By Steve Arthur, Vice President
As we approach Labor Day and the last of the summer Groups meetings are wrapping up (just in time to start the fall schedule), I was thinking about several colleagues who said they are unable to attend a particular meeting they might routinely attend due to its location. At least one of the Groups host a meeting in Hawaii each year and Alaska, Puerto Rico or the U.S. Virgin Islands also appear regularly on schedules along with Miami, Scottsdale and Aspen in the winter. These locations are nice to visit, but they can create internal “optics” challenges for the state government relations professional.
Of course we all have friends (and maybe even family – Mom) who do not travel for business and hear about our Groups meetings in resort destinations and simply think “junket.” That is understandable. Much more problematic is when that thought is coming from your boss, who questions why you need to travel to that meeting in Hawaii.
We, as government affairs professionals, do not have any control over where these Groups meetings are being held, so what do we do when a Groups meeting is being held at a location that raises internal eyebrows?
If the meeting is important to attend in Dallas, then it is important for you to attend in Hawaii. The cost for a trip to Florida, Alaska, the Caribbean or Hawaii may not be much (or any) more than a trip to the Midwest, but you may have to do some additional work to justify the trip. First, does your organization see the value of the Groups meetings you attend more generally? My colleague Michael Behm recently revisited this topic in a blog earlier this summer and in another blog wrote about seven questions to ask about your Groups participation.

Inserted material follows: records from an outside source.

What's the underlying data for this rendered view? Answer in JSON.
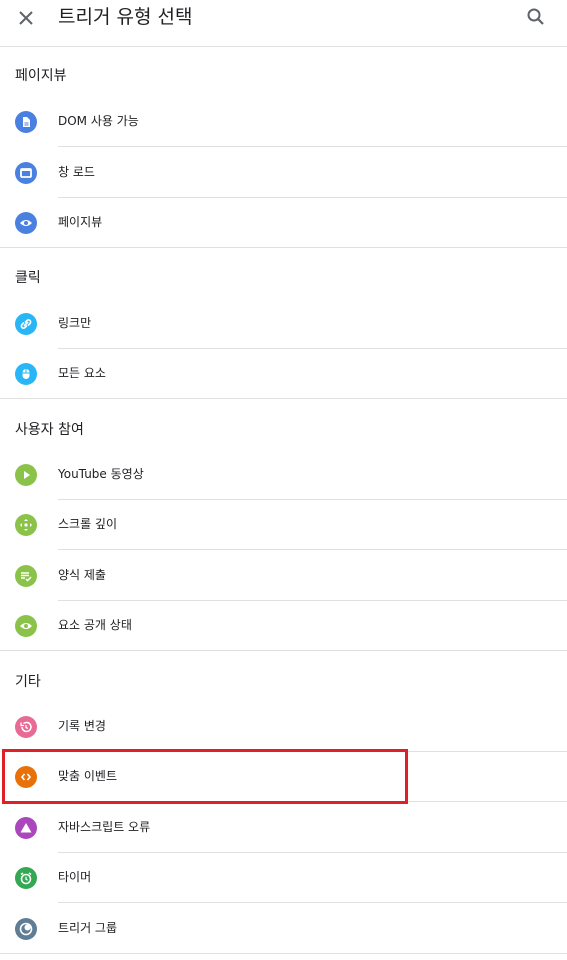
{
  "header": {
    "title": "트리거 유형 선택"
  },
  "sections": [
    {
      "title": "페이지뷰",
      "items": [
        {
          "label": "DOM 사용 가능",
          "icon": "document-icon",
          "color": "#4a80e0"
        },
        {
          "label": "창 로드",
          "icon": "window-icon",
          "color": "#4a80e0"
        },
        {
          "label": "페이지뷰",
          "icon": "eye-icon",
          "color": "#4a80e0"
        }
      ]
    },
    {
      "title": "클릭",
      "items": [
        {
          "label": "링크만",
          "icon": "link-icon",
          "color": "#29b6f6"
        },
        {
          "label": "모든 요소",
          "icon": "mouse-icon",
          "color": "#29b6f6"
        }
      ]
    },
    {
      "title": "사용자 참여",
      "items": [
        {
          "label": "YouTube 동영상",
          "icon": "play-icon",
          "color": "#8bc34a"
        },
        {
          "label": "스크롤 깊이",
          "icon": "scroll-arrows-icon",
          "color": "#8bc34a"
        },
        {
          "label": "양식 제출",
          "icon": "form-check-icon",
          "color": "#8bc34a"
        },
        {
          "label": "요소 공개 상태",
          "icon": "eye-icon",
          "color": "#8bc34a"
        }
      ]
    },
    {
      "title": "기타",
      "items": [
        {
          "label": "기록 변경",
          "icon": "history-icon",
          "color": "#e86b95"
        },
        {
          "label": "맞춤 이벤트",
          "icon": "code-icon",
          "color": "#e8710a"
        },
        {
          "label": "자바스크립트 오류",
          "icon": "warning-triangle-icon",
          "color": "#ab47bc"
        },
        {
          "label": "타이머",
          "icon": "alarm-clock-icon",
          "color": "#34a853"
        },
        {
          "label": "트리거 그룹",
          "icon": "group-circles-icon",
          "color": "#5f7d95"
        }
      ]
    }
  ],
  "highlight_color": "#e02028"
}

The core question in the earlier blog was, “Does the Groups participation advance my program objectives?” If you cannot map your participation with a particular Group back to your government relations program objectives, then you probably should not be attending any of those Group’s meetings, let alone one at a resort destination.

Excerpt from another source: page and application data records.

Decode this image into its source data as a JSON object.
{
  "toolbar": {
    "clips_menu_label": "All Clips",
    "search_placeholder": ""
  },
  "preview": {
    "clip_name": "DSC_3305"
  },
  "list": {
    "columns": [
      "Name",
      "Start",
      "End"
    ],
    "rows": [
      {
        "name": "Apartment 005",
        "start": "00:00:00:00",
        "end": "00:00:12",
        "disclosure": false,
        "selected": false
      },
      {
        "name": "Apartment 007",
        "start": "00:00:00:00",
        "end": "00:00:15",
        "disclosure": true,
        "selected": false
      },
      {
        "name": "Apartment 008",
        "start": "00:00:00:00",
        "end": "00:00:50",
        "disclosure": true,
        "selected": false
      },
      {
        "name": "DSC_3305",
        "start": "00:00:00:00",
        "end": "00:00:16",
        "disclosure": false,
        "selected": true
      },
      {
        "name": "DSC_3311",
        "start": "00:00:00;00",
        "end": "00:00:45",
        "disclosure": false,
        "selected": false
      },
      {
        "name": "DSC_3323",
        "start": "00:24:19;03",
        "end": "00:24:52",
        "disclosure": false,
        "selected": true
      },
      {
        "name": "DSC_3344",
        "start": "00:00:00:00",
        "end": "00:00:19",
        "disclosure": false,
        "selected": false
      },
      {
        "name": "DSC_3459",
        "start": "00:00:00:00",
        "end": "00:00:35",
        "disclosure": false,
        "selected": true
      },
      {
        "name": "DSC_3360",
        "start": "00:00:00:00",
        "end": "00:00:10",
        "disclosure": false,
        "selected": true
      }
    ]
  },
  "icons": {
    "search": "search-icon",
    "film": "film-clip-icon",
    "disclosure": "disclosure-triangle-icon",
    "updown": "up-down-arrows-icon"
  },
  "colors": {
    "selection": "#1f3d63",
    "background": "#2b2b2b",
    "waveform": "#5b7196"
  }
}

However, assuming that a Group does map back directly to your program’s objectives, you should be able to lay out a plan for each meeting to your boss and demonstrate the value to your business. If you are doing this on a regular basis for each meeting you attend, it should not matter where the meeting is held. You should also consider the following questions after you return from the meeting:
- Which officials now have a better understanding of my organization and its products or services?

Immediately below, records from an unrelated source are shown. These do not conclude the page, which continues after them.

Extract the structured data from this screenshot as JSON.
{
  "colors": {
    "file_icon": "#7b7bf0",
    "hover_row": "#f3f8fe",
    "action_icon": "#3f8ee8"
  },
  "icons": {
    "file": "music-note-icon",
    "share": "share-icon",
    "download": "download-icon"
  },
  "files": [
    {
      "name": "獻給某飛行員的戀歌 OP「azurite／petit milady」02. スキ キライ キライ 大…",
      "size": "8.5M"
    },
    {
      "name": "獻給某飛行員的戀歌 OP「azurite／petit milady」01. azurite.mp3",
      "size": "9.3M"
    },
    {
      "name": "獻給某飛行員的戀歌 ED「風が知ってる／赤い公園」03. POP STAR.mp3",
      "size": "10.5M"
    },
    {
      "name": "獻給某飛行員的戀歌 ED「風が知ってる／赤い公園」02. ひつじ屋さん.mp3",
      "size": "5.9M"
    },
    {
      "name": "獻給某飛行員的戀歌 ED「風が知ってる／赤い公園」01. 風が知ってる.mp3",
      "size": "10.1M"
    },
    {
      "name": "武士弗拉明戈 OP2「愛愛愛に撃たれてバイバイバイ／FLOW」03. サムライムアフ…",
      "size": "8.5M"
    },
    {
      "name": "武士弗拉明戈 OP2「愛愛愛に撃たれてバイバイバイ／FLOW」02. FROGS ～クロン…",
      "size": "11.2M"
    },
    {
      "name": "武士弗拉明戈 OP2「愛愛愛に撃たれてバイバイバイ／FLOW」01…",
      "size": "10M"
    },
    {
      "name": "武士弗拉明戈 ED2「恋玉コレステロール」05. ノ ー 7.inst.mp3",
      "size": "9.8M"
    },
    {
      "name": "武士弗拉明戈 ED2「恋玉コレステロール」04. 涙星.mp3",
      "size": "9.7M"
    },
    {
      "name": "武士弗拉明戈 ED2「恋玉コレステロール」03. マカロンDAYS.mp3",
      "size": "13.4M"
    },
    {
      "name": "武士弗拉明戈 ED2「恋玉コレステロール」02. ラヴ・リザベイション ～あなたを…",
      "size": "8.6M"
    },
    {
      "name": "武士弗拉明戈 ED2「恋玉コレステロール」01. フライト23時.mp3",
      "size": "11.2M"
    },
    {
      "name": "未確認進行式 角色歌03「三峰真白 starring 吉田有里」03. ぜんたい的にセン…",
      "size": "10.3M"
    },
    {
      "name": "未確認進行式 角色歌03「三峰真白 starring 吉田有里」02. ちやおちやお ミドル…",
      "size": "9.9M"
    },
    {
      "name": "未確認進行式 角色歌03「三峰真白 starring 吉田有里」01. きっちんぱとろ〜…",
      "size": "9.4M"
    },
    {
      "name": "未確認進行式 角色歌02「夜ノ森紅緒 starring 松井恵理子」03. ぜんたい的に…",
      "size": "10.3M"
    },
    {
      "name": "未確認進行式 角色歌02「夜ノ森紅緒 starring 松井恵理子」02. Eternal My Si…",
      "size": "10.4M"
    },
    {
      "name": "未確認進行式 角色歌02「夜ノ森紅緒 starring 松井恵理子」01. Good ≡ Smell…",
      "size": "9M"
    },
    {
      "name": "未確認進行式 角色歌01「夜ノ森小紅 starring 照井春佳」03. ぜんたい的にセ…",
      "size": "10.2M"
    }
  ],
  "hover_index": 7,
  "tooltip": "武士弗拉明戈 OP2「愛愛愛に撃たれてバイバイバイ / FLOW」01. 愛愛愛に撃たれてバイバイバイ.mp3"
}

- Which officials provided insights into their state’s policymaking or government processes that my organization will find helpful to achieve its business objectives?
- What relationships did I develop or strengthen with officials that will be useful to my organization in the future?
- How do I work with the staff or Group members in-between meetings to further advance my objectives?
Whether you participate on a panel at the meeting, speak to a small group informally at a reception or dinner, or hold one-on-one meetings is something only you can determine. The key is to be able to quantify what you accomplished at each meeting and its return on investment to your organization.
Some readers may be thinking, “I already do this, but my boss still thinks of a Hawaii trip as a junket, and does not think missing a single meeting will make a difference to our long-term government relations effectiveness.” Maybe, or maybe not.
Relationship building is not just about those conversations you had, it can also be about shared experiences. See my blog from last year about the difficulties in getting to Mackinac Island for a NAAG meeting. The meeting and that bus trip continue to be a topic of conversation and a bonding experience for those of us who experienced it.
While not every trip will involve an experience like that (and I sincerely hope it does not), every meeting usually provides an opportunity to build a new relationship based on some unforeseen event. Since many organizations hold only one or two big meetings a year, skipping one of them means you could be missing out on 12%-25% of the opportunities to build a relationship at that organization over an elected official’s four year term. For those with two year terms, you are potentially abandoning 50% of the opportunities to make a connection that could benefit your organization. Would your organization give up 25% or 50% of the opportunities to talk with potential clients?
To compensate for the location, many organizations make sure they pack plenty of substance into these meetings. At the CWAG meeting in Hawaii I attended earlier this summer, breakfast started at 6:30 AM, meetings ran until 4:00 PM and the evening receptions and dinners started at 6:00. Needless to say, little of the sunscreen I packed was ever put to use.
So as you look at the Groups Schedules over the next year, here are some questions to think about, not only for the exotic destinations, but all Groups meetings:
- Have I done my work internally to make sure management understands the value of the Group meeting?
- What specific benefits have I brought to my organization from my participation in previous Groups meeting to demonstrate their value?
- What are my specific goals for the meeting and how do they map back to my program’s objectives?
- Will I be able to secure a pre-registration list, so I will know who is attending?
- Are there more (or less) attendees than usual attending the meeting, providing more opportunities for connections?
- Will your competitors be there?
If you have solid answers to the above questions, you can make a strong case to your boss that no matter where the meeting is, it is important for your organization to be there. Since the relationships we build at Groups meetings play a critical role in our state government relations programs, not attending makes you less effective – it’s that simple. As Woody Allen said years ago, “80% of success is showing up.”